Researchers have discovered that a particular type of protein (hormone) found in fat cells helps regulate how glucose (blood sugar) is controlled and metabolized in the liver.
Harvard School of Public Health (HSPH) researchers have discovered that a particular type of protein (hormone) found in fat cells helps regulate how glucose (blood sugar) is controlled and metabolized (used for energy) in the liver. Using experimental models and state-of-the-art technology, the scientists found that switching off this protein leads to better control of glucose production from the liver, revealing a potential new target that may be used to treat type 2 diabetes and other metabolic diseases.The study appears online in the May 7, 2013 issue of Cell Metabolism.
"Although it has long been recognized that a key event leading to development of type 2 diabetes is uncontrolled glucose production from the liver, underlying mechanisms have been elusive," said senior author Gökhan S. Hotamisligil, chair of the Department of Genetics and Complex Diseases and J.S. Simmons Professor of Genetics and Metabolism at HSPH. "We now have identified aP2 as a novel hormone released from fat cells that controls this critical function."
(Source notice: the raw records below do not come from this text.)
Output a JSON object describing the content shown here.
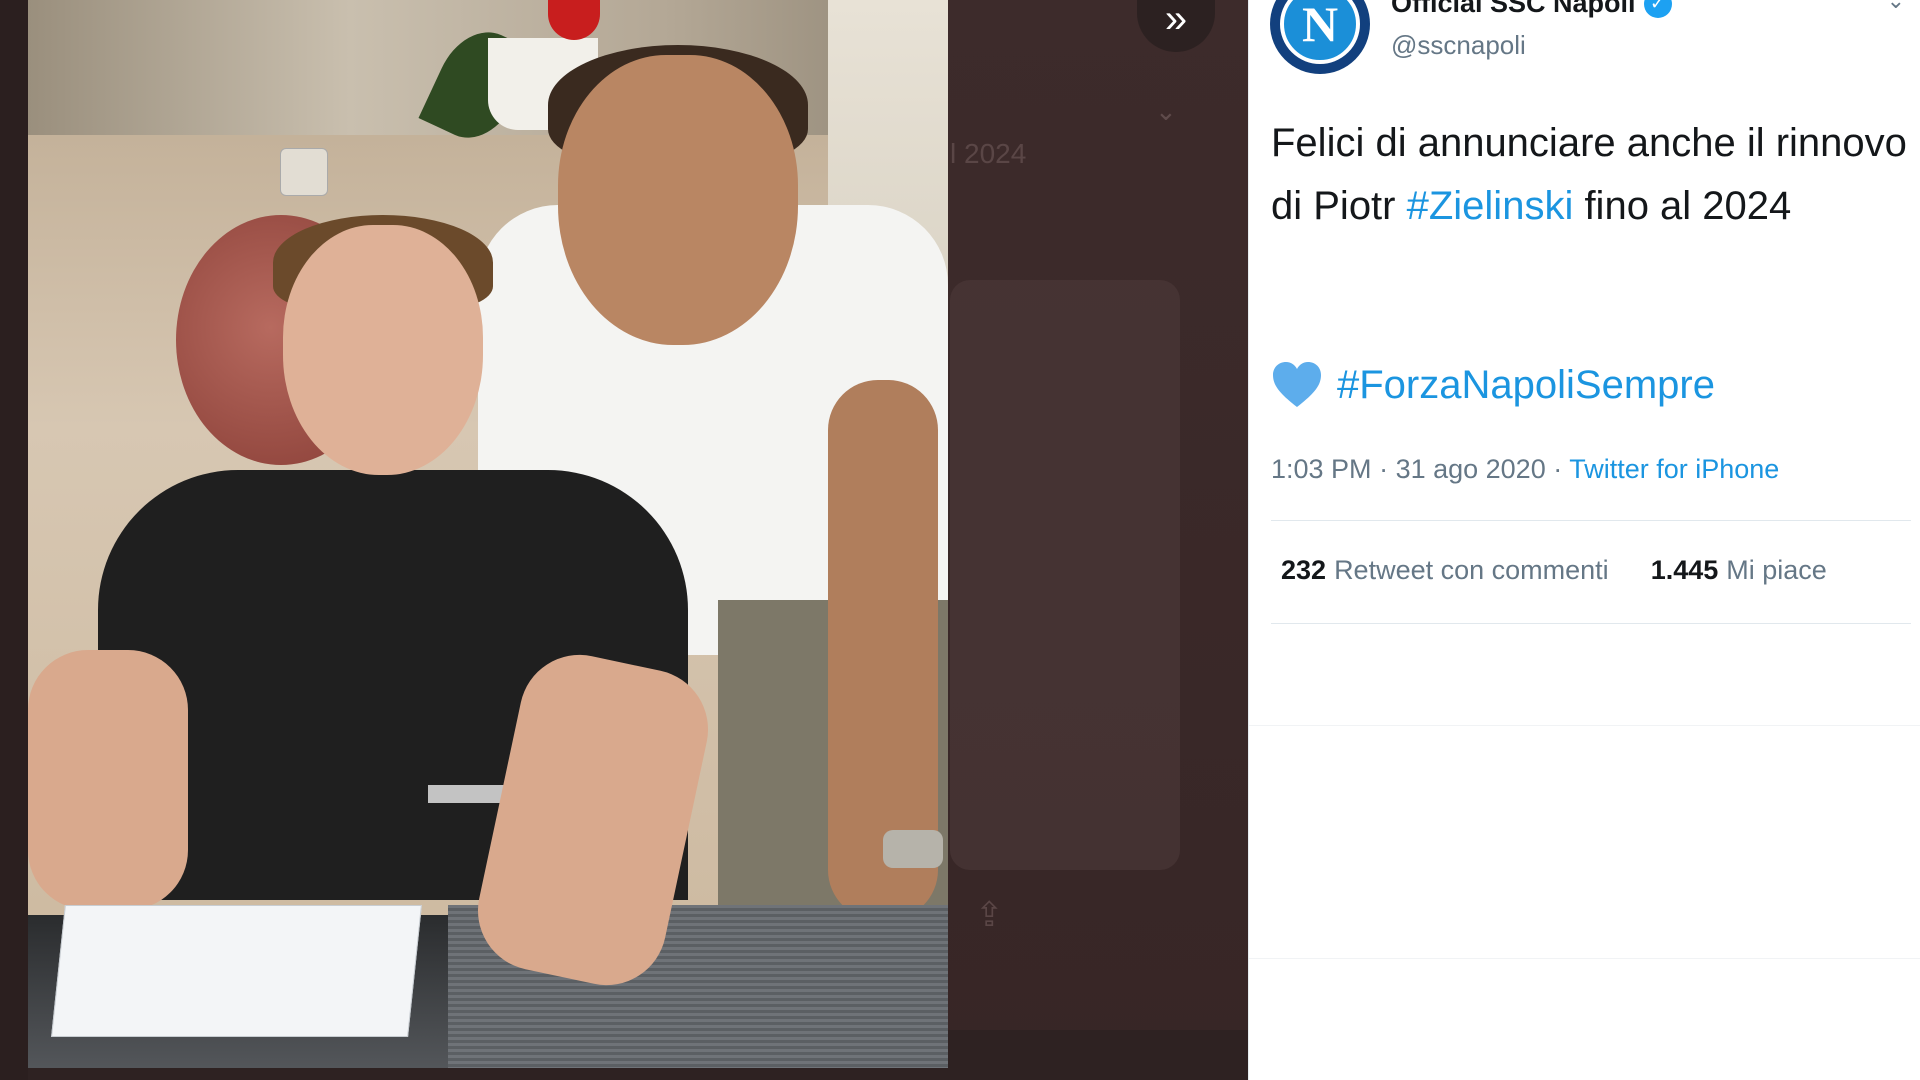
{
  "tweet": {
    "display_name": "Official SSC Napoli",
    "handle": "@sscnapoli",
    "avatar_letter": "N",
    "text_before": "Felici di annunciare anche il rinnovo di Piotr ",
    "hashtag_1": "#Zielinski",
    "text_after": " fino al 2024",
    "hashtag_2": "#ForzaNapoliSempre",
    "time": "1:03 PM",
    "date": "31 ago 2020",
    "separator": " · ",
    "source": "Twitter for iPhone",
    "retweets_count": "232",
    "retweets_label": "Retweet con commenti",
    "likes_count": "1.445",
    "likes_label": "Mi piace"
  },
  "background": {
    "ghost_text": "l 2024"
  },
  "icons": {
    "next": "double-chevron-right-icon",
    "verified": "verified-badge-icon",
    "caret": "chevron-down-icon",
    "heart": "blue-heart-emoji-icon",
    "share": "share-icon"
  },
  "colors": {
    "link": "#1b95e0",
    "heart": "#5dadec",
    "overlay": "#3d2b2b",
    "text": "#14171a",
    "muted": "#657786"
  }
}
The ability of one organ -- in this case, the adipose tissue -- to so directly and profoundly control the actions of another -- the liver -- is in itself very exciting, said Hotamisligil. "We suspect this communication system between adipose tissue and liver may have evolved to help fat cells command the liver to supply the body with glucose in times of nutrient deprivation. However, when the engorged fat cells lose control over this signal in obesity, the blood levels of aP2 rise, glucose is poured into the bloodstream and cannot be cleared by other tissues. The result is high blood glucose levels and type 2 diabetes."